Severcan, Y. C. & Barlas, A.
Severcan, Y. C., & Barlas, A. (2007). The conservation of industrial remains as a source of individuation and socialization. International Journal of Urban and Regional Research, 31(3), 675–682. https://doi.org/10.1111/j.1468-2427.2007.00741.x
The disappearance of public spaces from the urban realm is a sign of the de-individuation and asocialization of the modern individual. However, cities still provide important tools for reclaiming our lost public life. The aim of this essay is to approach industrial heritage, usually considered a conservation issue, from a different perspective, as a tool for individuation and socialization. In order to do this, we start by describing the effects of capitalism and globalization on public open spaces, and then link this to governments’ privatization policies for industrial heritage. We show how industrial landscapes could function as public spaces. Finally, we explain how, in the absence of other public open spaces, industrial landscapes could be used for public purposes to meet the social needs of humans, and could thus be instrumental in the proliferation of our rituals.

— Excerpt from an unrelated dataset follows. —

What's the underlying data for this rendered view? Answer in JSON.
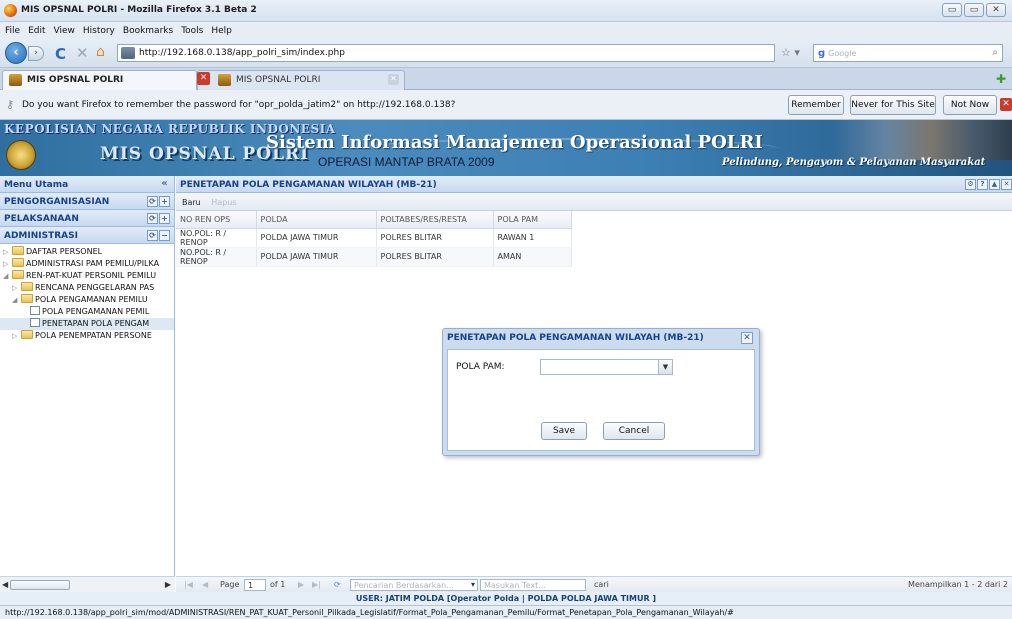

From the literature the authors find that industrial landscapes for public use can serve two key functions: 1) as a space to perform lost rituals and escape feelings of chaos and nowhereness and 2) as a public benefit they could be a powerful tool to constitute the public realm. Six advantages to industrial landscapes were identified: 1) their position in urban context and proximity to inner cities, 2) they consist of huge amounts of land for recreating and replacing open-air areas that had been destroyed, 3) they are potentially usable as vacant building stock, 4) they possess a symbolic and monumental character and can regenerate collective memories, 5) they have a unique architectural vocabulary, and 6) they are usually held in public ownership.
Description of method used in the article
This essay used a review of literature to describe the impact of capitalism and globalization on public space, the authors discuss the use of industrial heritage sites as a tool for individuation and socialization.
Of practical use